Leaving out the images, repeat all the lines below exactly.

#### Data provided
○ ○ ○ ○ ○ ○ ○

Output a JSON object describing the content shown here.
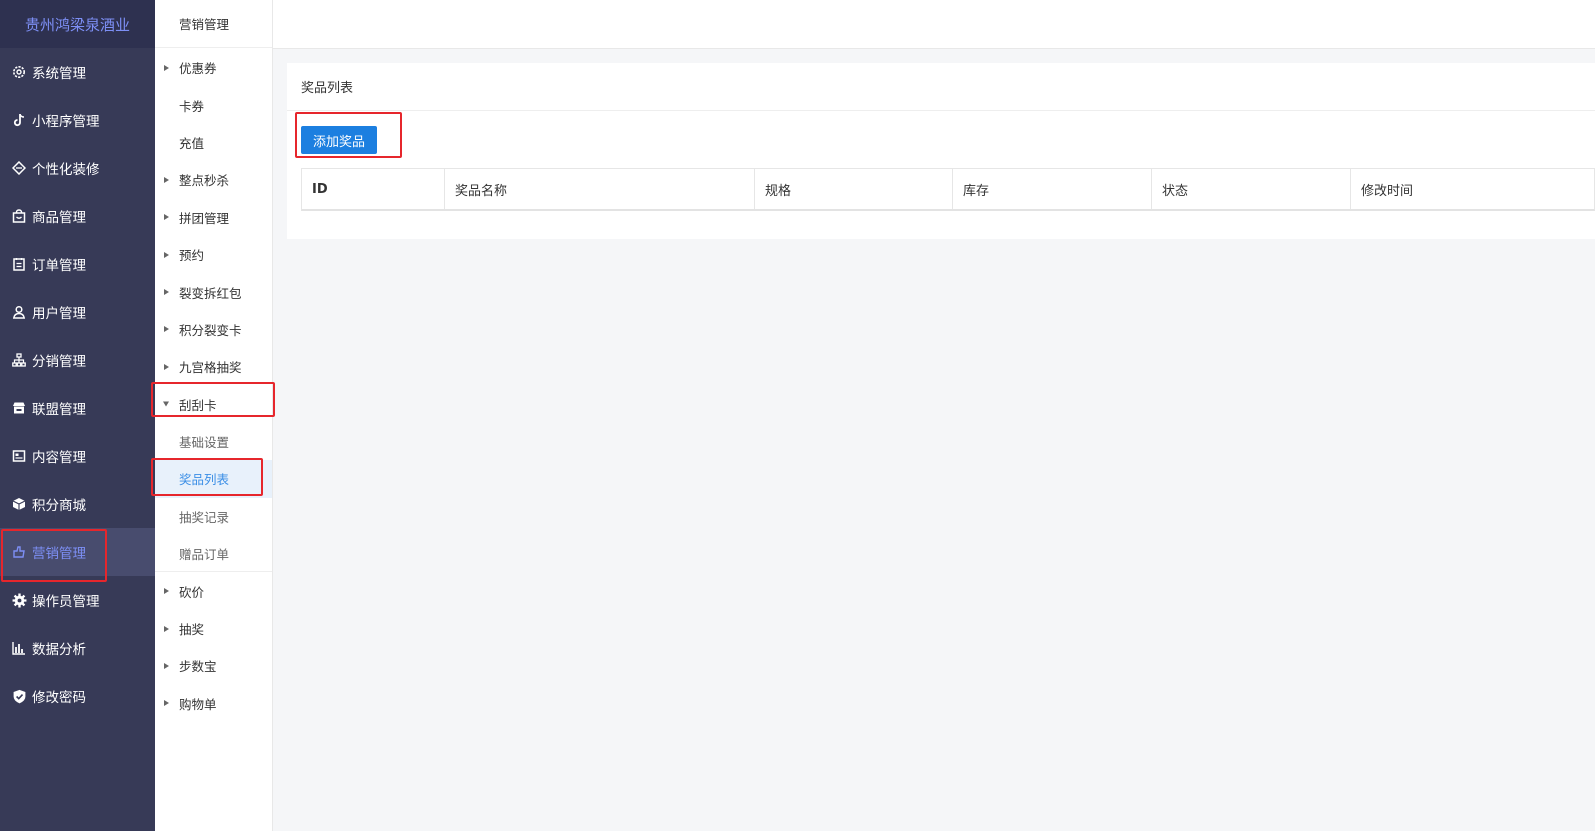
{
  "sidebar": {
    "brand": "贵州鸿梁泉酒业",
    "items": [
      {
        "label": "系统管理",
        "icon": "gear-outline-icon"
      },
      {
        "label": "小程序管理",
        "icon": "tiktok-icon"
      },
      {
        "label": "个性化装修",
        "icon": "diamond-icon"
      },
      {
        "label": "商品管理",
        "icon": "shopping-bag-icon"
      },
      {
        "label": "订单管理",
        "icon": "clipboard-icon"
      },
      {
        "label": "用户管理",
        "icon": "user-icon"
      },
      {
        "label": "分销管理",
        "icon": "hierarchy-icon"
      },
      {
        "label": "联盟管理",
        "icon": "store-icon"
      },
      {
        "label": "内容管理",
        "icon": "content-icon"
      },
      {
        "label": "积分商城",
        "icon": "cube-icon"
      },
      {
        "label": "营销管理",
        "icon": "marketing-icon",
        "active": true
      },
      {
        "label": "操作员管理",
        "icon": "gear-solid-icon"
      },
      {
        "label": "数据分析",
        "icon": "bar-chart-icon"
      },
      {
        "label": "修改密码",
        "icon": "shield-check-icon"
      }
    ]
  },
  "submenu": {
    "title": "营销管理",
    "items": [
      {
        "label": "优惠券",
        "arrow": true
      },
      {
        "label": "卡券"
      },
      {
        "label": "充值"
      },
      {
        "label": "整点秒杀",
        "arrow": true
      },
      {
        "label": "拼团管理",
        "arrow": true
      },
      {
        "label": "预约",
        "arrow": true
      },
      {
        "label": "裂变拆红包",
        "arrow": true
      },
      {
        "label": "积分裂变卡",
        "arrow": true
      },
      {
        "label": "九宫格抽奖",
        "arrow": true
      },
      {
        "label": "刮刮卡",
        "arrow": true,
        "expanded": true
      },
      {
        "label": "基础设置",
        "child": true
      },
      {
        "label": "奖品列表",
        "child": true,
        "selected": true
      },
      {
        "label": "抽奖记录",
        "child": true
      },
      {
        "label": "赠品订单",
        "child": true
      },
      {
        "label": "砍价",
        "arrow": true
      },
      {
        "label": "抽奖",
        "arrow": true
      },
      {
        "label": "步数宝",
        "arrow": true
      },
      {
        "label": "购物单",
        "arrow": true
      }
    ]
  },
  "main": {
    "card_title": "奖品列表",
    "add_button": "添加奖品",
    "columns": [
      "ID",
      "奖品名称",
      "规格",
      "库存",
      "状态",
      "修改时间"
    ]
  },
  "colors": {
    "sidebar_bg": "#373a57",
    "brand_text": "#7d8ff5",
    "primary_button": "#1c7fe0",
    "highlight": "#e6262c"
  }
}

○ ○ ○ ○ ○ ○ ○

#### Result of this task
Output a JSON object describing the content shown here.
{
  "sidebar": {
    "brand": "贵州鸿梁泉酒业",
    "items": [
      {
        "label": "系统管理",
        "icon": "gear-outline-icon"
      },
      {
        "label": "小程序管理",
        "icon": "tiktok-icon"
      },
      {
        "label": "个性化装修",
        "icon": "diamond-icon"
      },
      {
        "label": "商品管理",
        "icon": "shopping-bag-icon"
      },
      {
        "label": "订单管理",
        "icon": "clipboard-icon"
      },
      {
        "label": "用户管理",
        "icon": "user-icon"
      },
      {
        "label": "分销管理",
        "icon": "hierarchy-icon"
      },
      {
        "label": "联盟管理",
        "icon": "store-icon"
      },
      {
        "label": "内容管理",
        "icon": "content-icon"
      },
      {
        "label": "积分商城",
        "icon": "cube-icon"
      },
      {
        "label": "营销管理",
        "icon": "marketing-icon",
        "active": true
      },
      {
        "label": "操作员管理",
        "icon": "gear-solid-icon"
      },
      {
        "label": "数据分析",
        "icon": "bar-chart-icon"
      },
      {
        "label": "修改密码",
        "icon": "shield-check-icon"
      }
    ]
  },
  "submenu": {
    "title": "营销管理",
    "items": [
      {
        "label": "优惠券",
        "arrow": true
      },
      {
        "label": "卡券"
      },
      {
        "label": "充值"
      },
      {
        "label": "整点秒杀",
        "arrow": true
      },
      {
        "label": "拼团管理",
        "arrow": true
      },
      {
        "label": "预约",
        "arrow": true
      },
      {
        "label": "裂变拆红包",
        "arrow": true
      },
      {
        "label": "积分裂变卡",
        "arrow": true
      },
      {
        "label": "九宫格抽奖",
        "arrow": true
      },
      {
        "label": "刮刮卡",
        "arrow": true,
        "expanded": true
      },
      {
        "label": "基础设置",
        "child": true
      },
      {
        "label": "奖品列表",
        "child": true,
        "selected": true
      },
      {
        "label": "抽奖记录",
        "child": true
      },
      {
        "label": "赠品订单",
        "child": true
      },
      {
        "label": "砍价",
        "arrow": true
      },
      {
        "label": "抽奖",
        "arrow": true
      },
      {
        "label": "步数宝",
        "arrow": true
      },
      {
        "label": "购物单",
        "arrow": true
      }
    ]
  },
  "main": {
    "card_title": "奖品列表",
    "add_button": "添加奖品",
    "columns": [
      "ID",
      "奖品名称",
      "规格",
      "库存",
      "状态",
      "修改时间"
    ]
  },
  "colors": {
    "sidebar_bg": "#373a57",
    "brand_text": "#7d8ff5",
    "primary_button": "#1c7fe0",
    "highlight": "#e6262c"
  }
}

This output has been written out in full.